(Interface dataset entries)
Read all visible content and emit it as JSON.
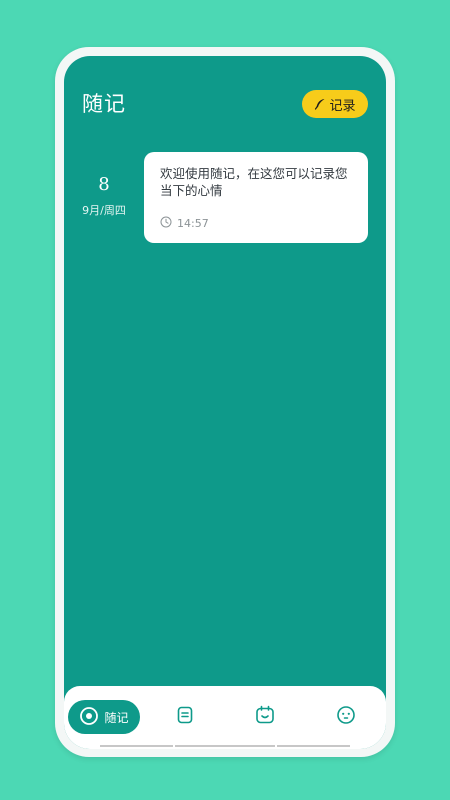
{
  "header": {
    "title": "随记",
    "record_button_label": "记录"
  },
  "entries": [
    {
      "day": "8",
      "month_weekday": "9月/周四",
      "text": "欢迎使用随记，在这您可以记录您当下的心情",
      "time": "14:57"
    }
  ],
  "bottom_nav": {
    "active_label": "随记",
    "items": [
      {
        "icon": "disc-icon",
        "label": "随记",
        "active": true
      },
      {
        "icon": "note-icon",
        "active": false
      },
      {
        "icon": "calendar-face-icon",
        "active": false
      },
      {
        "icon": "face-icon",
        "active": false
      }
    ]
  },
  "colors": {
    "background": "#4cd8b4",
    "screen": "#0e9a8a",
    "accent_button": "#f7cc1a",
    "card": "#ffffff"
  }
}
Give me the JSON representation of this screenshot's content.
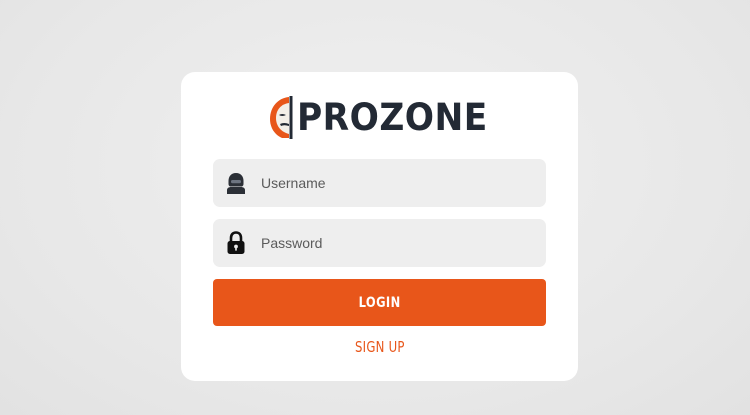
{
  "brand": {
    "name": "PROZONE",
    "logo_icon": "hacker-mask-icon",
    "accent_color": "#e8561a",
    "text_color": "#232a35"
  },
  "form": {
    "username": {
      "placeholder": "Username",
      "value": "",
      "icon": "hooded-user-icon"
    },
    "password": {
      "placeholder": "Password",
      "value": "",
      "icon": "lock-icon"
    },
    "login_label": "LOGIN",
    "signup_label": "SIGN UP"
  }
}
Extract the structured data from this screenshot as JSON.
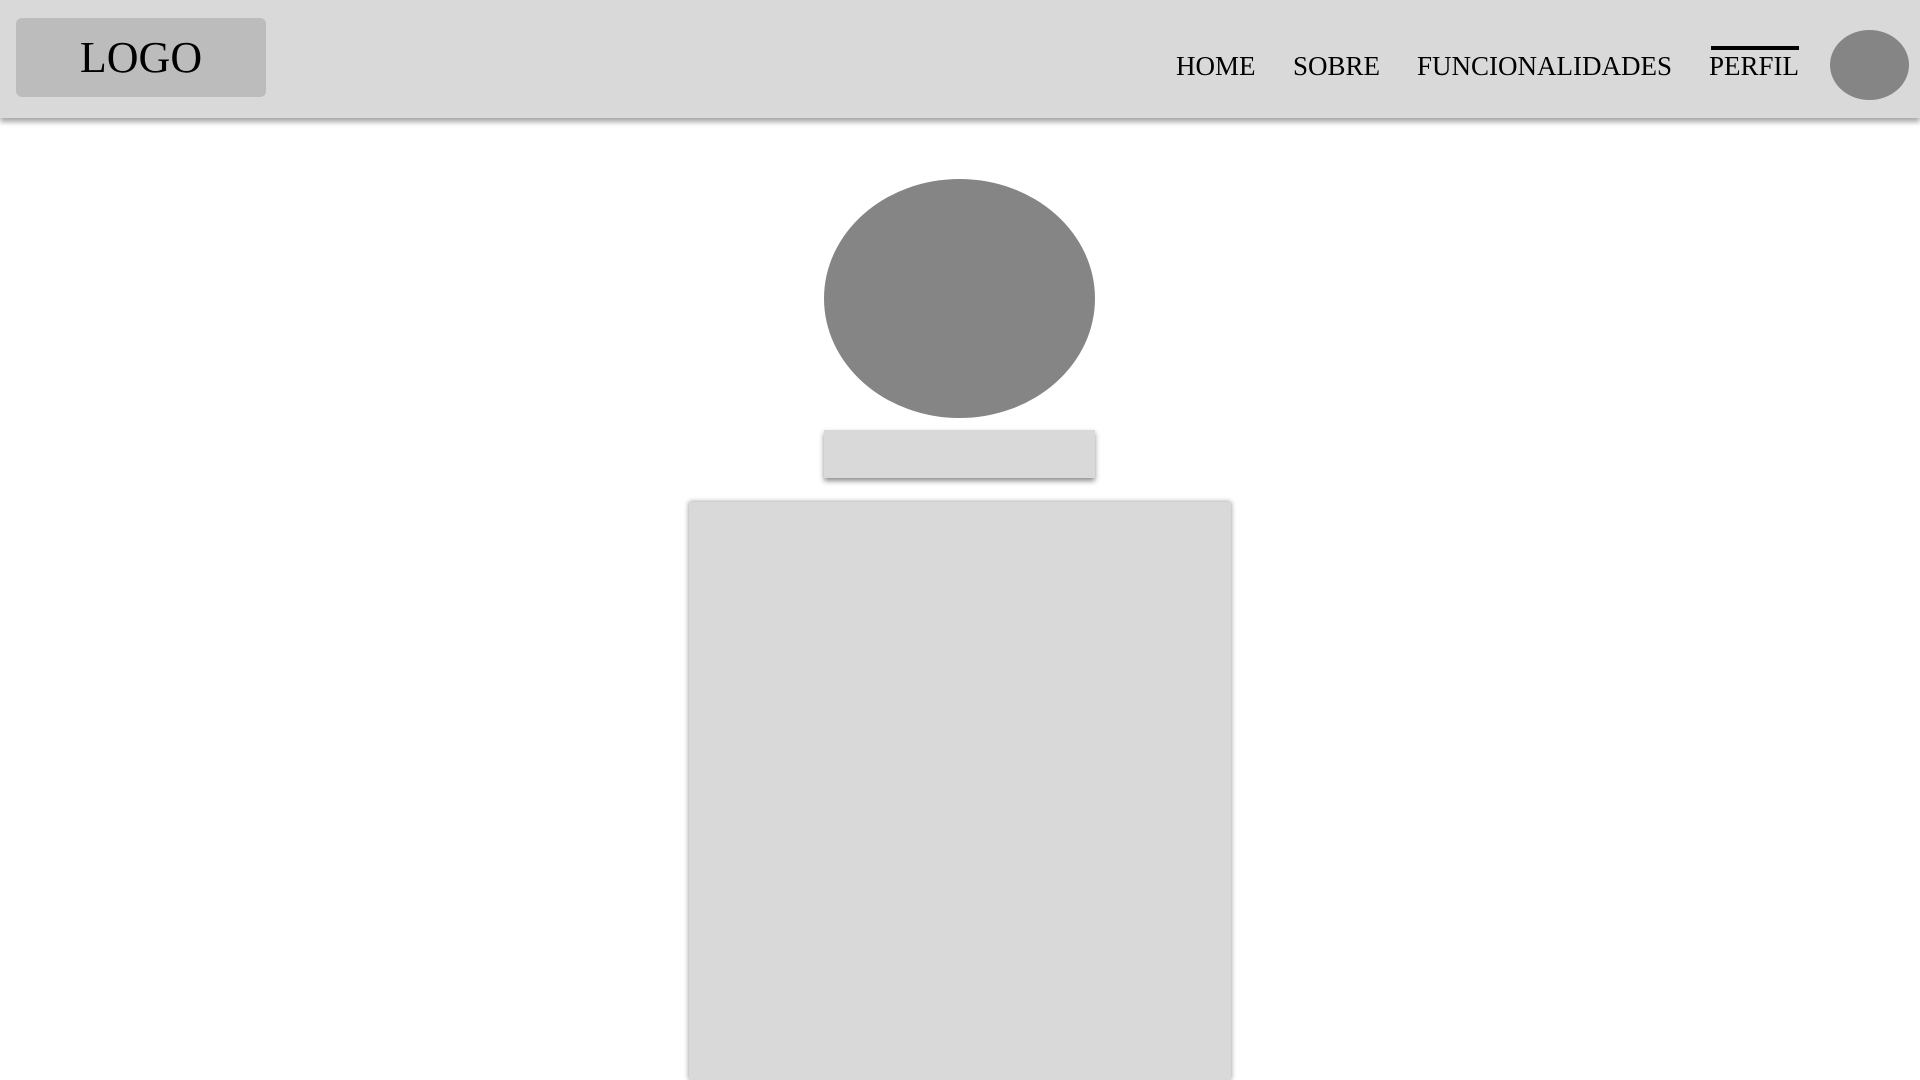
{
  "header": {
    "logo_label": "LOGO"
  },
  "nav": {
    "items": [
      {
        "label": "HOME",
        "active": false
      },
      {
        "label": "SOBRE",
        "active": false
      },
      {
        "label": "FUNCIONALIDADES",
        "active": false
      },
      {
        "label": "PERFIL",
        "active": true
      }
    ]
  },
  "colors": {
    "navbar_bg": "#d9d9d9",
    "logo_bg": "#bcbcbc",
    "avatar_placeholder": "#858585",
    "panel_bg": "#d9d9d9",
    "page_bg": "#ffffff"
  }
}
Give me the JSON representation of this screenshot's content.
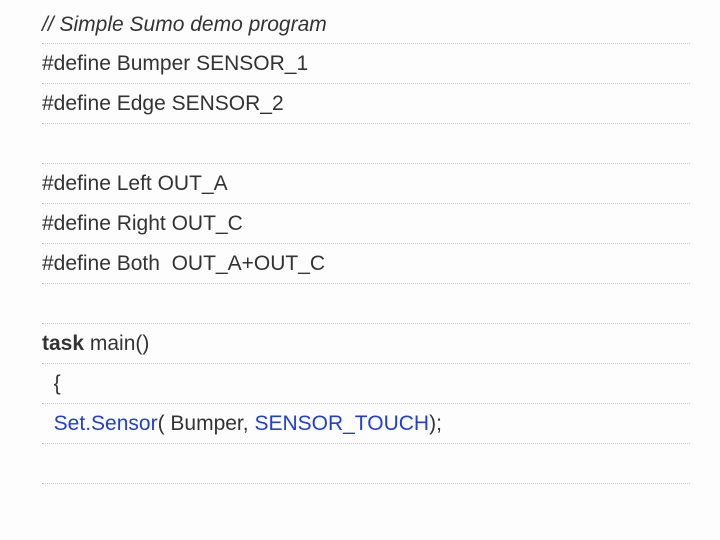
{
  "lines": {
    "comment": "// Simple Sumo demo program",
    "def_bumper": "#define Bumper SENSOR_1",
    "def_edge": "#define Edge SENSOR_2",
    "def_left": "#define Left OUT_A",
    "def_right": "#define Right OUT_C",
    "def_both": "#define Both  OUT_A+OUT_C",
    "task": "task",
    "main": " main()",
    "brace": "  {",
    "setsensor": "  Set.Sensor",
    "args_a": "( Bumper, ",
    "args_b": "SENSOR_TOUCH",
    "args_c": ");"
  }
}
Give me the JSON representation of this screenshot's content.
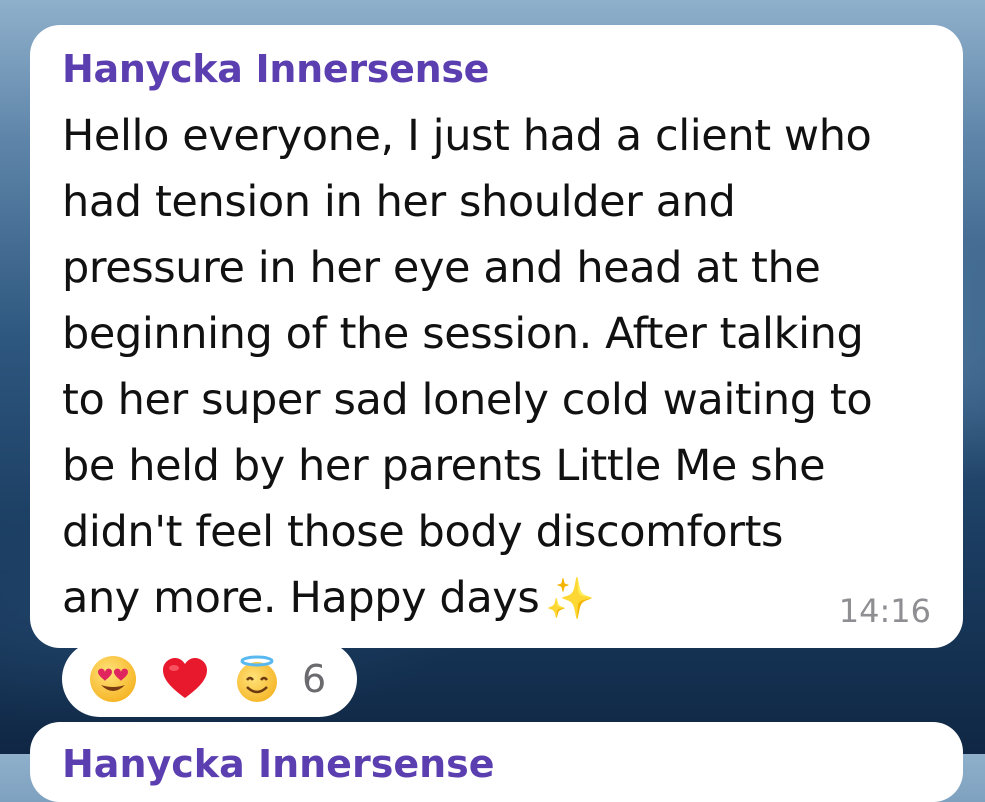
{
  "message": {
    "sender": "Hanycka Innersense",
    "lines": [
      "Hello everyone, I just had a client who",
      "had tension in her shoulder and",
      "pressure in her eye and head at the",
      "beginning of the session. After talking",
      "to her super sad lonely cold waiting to",
      "be held by her parents Little Me she",
      "didn't feel those body discomforts",
      "any more. Happy days"
    ],
    "emoji": "✨",
    "time": "14:16"
  },
  "reactions": {
    "items": [
      {
        "icon": "heart-eyes-emoji-icon"
      },
      {
        "icon": "red-heart-emoji-icon"
      },
      {
        "icon": "halo-smile-emoji-icon"
      }
    ],
    "count": "6"
  },
  "next_message": {
    "sender_partial": "Hanycka Innersense"
  },
  "colors": {
    "sender": "#5b3fb0",
    "bubble": "#ffffff",
    "time": "#8e8e93"
  }
}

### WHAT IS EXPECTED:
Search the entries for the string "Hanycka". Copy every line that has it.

### SOLUTION FOR THIS TASK:
    "sender": "Hanycka Innersense",
    "sender_partial": "Hanycka Innersense"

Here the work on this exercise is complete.